Only a smattering of hands popped up across the auditorium. My own hand stayed down, despite the fact that I have been sleeping eight to nine hours per night over the past few months. I felt embarrassed, guilty for allowing myself such an extravagant amount of rest when colleagues all around me were working so hard. Never mind that I had entered my year as Chief Resident, with my work hours nearly halved and allowing much more time for rest, and that I was exhausted from preparing for the pediatrics boards while caring for my toddler son and navigating the first trimester of my second pregnancy. It still felt somehow shameful to be a physician getting so much sleep.

Most of the day passed before I realized that my reaction – my embarrassment, my instinctive need to offer justification for taking care of my own basic needs – only contribute to and perpetuate the culture of time macho that pervades medicine and so much of our society. The speaker could just as easily have asked how many of us value ourselves, our health, our well-being? And while that might have garnered a few more raised hands, it would by no means have been met with universal commitment, even in a room full of healthcare providers.

As with any effort toward culture change, the first steps involve shifts in the beliefs and behavior of individuals. So this is me urging myself and my colleagues to stop judging ourselves based on how many hours we’ve worked, the depth of our exhaustion, how thoroughly we’ve driven ourselves into the ground. To direct at least a little bit of care that we provide toward ourselves.

This is me raising my hand.


[1] Dell’Antonia, KJ. “Talking About Why Women Can’t Have It All.” New York Times, 21 June 2012. Web. 15 Nov. 2015.

Tools for Survival

My poetry book, “Tools for Survival,” is available for pre-sale!! If you are thinking of buying a copy, please do it now because the number sold during this period will determine the actual press run.

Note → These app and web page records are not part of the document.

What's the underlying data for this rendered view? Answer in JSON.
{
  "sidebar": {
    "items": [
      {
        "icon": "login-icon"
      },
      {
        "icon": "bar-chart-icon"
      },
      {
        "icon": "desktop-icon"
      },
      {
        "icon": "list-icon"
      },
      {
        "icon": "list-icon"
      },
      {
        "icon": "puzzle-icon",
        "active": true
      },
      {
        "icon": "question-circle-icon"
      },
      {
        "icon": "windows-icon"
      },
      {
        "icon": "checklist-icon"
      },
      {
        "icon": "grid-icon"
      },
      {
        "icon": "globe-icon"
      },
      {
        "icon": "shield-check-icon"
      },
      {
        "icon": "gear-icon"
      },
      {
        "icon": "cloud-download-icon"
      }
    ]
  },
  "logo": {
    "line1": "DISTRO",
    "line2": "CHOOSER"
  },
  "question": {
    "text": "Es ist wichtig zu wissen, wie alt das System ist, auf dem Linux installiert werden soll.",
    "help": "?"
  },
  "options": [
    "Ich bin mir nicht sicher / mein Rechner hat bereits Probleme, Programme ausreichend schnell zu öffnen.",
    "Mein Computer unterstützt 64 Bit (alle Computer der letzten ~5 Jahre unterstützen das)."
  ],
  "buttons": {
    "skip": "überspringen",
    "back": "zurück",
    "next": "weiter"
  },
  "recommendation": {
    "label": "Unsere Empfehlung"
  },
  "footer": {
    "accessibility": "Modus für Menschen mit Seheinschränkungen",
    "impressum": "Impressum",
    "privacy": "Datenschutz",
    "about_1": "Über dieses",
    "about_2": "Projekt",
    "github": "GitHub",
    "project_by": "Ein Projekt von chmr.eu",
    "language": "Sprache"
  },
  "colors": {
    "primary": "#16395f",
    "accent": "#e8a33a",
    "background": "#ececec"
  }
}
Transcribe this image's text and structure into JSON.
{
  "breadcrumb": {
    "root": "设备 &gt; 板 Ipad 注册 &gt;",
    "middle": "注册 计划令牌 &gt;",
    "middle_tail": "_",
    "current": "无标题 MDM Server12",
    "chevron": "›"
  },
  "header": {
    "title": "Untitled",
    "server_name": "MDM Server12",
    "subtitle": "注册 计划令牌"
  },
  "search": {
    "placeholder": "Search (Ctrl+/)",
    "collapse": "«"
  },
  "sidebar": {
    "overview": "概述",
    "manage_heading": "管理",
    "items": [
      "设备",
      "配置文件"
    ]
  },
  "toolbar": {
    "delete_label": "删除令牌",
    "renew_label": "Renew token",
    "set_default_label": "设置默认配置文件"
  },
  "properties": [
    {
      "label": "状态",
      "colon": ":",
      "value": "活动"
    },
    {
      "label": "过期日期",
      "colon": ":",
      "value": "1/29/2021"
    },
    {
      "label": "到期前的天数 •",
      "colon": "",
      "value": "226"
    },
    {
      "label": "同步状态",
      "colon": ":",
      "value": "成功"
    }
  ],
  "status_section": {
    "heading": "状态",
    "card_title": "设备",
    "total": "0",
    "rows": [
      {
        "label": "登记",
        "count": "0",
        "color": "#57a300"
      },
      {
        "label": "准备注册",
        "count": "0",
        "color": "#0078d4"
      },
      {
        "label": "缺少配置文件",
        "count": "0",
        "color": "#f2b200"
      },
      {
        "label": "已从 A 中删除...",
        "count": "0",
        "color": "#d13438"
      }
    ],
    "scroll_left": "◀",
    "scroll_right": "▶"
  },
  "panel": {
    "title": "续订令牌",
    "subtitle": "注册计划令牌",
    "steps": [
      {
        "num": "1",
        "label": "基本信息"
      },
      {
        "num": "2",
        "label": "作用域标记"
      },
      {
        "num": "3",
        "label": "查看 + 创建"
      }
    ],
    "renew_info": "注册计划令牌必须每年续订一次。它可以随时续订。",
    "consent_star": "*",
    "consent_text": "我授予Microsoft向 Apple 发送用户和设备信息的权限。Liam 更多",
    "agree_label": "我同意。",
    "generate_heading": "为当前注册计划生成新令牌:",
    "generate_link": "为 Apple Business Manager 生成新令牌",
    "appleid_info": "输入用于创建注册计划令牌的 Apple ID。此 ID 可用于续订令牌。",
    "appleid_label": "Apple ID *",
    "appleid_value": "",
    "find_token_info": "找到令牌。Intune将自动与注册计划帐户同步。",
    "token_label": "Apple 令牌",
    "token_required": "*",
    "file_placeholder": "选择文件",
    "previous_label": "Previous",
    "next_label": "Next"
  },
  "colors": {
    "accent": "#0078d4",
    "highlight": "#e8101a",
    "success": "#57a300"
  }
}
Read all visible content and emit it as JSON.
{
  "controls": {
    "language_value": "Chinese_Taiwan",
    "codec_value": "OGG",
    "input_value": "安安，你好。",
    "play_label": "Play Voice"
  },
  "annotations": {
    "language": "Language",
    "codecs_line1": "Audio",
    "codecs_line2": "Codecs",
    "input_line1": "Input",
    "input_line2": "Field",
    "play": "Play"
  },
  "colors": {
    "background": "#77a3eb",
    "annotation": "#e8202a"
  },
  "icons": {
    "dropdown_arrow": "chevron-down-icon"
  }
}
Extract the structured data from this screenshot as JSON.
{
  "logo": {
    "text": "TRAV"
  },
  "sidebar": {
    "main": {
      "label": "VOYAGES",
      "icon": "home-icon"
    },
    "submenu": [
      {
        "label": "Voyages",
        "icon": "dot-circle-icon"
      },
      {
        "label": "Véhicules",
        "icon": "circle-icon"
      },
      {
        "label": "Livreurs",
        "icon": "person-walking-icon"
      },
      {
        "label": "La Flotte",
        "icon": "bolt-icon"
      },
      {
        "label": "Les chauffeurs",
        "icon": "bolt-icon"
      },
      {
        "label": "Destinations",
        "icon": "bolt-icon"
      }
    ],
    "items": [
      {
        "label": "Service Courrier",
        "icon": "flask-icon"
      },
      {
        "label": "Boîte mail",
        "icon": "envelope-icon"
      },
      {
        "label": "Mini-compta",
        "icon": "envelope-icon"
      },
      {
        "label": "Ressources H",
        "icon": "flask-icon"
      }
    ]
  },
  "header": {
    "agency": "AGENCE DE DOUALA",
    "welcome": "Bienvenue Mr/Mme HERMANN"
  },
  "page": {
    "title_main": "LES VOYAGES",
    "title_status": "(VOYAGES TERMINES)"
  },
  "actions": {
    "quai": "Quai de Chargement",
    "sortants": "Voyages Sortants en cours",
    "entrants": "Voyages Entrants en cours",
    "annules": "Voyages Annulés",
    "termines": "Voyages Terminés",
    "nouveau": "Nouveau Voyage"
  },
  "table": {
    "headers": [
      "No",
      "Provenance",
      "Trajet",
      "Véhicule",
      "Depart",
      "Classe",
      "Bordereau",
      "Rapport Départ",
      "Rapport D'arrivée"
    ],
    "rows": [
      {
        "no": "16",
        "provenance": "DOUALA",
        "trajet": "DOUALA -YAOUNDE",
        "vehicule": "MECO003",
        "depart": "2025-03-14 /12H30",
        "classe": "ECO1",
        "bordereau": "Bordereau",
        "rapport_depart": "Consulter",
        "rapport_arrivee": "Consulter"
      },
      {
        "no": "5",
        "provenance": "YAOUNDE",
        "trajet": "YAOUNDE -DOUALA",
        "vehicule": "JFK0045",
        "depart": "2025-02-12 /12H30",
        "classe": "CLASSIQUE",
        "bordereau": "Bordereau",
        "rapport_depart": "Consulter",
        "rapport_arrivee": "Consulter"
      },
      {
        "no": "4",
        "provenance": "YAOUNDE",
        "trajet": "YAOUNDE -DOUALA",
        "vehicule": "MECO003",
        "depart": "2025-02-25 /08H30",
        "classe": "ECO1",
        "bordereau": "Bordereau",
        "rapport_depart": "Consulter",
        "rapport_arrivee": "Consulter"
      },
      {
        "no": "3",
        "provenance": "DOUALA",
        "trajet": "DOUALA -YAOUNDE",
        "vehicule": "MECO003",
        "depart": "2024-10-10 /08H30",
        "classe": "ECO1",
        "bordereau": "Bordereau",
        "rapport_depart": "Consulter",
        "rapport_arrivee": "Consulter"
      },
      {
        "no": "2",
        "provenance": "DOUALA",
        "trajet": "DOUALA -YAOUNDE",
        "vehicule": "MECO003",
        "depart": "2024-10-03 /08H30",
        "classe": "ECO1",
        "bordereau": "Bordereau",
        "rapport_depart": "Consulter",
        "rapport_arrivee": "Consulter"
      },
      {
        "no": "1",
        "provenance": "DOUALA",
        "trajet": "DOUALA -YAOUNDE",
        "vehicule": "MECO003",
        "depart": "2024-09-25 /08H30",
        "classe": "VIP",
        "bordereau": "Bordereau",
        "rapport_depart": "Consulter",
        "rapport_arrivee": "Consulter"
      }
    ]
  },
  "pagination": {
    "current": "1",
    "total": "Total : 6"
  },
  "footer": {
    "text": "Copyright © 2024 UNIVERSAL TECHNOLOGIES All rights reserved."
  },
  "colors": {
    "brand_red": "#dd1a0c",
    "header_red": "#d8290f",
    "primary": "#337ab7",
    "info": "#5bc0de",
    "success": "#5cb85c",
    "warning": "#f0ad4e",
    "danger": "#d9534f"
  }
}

Thanks for your support!

Click here for more info:

My first book of poetry!

I’m thrilled to announce that Finishing Line Press will be publishing a chapbook of my poetry entitled Tools for Survival in early 2015.  Prepublication sales will take place from November 25 – January 23.  Stay tuned for information as the date gets closer!

Tools for Survival cover.jpg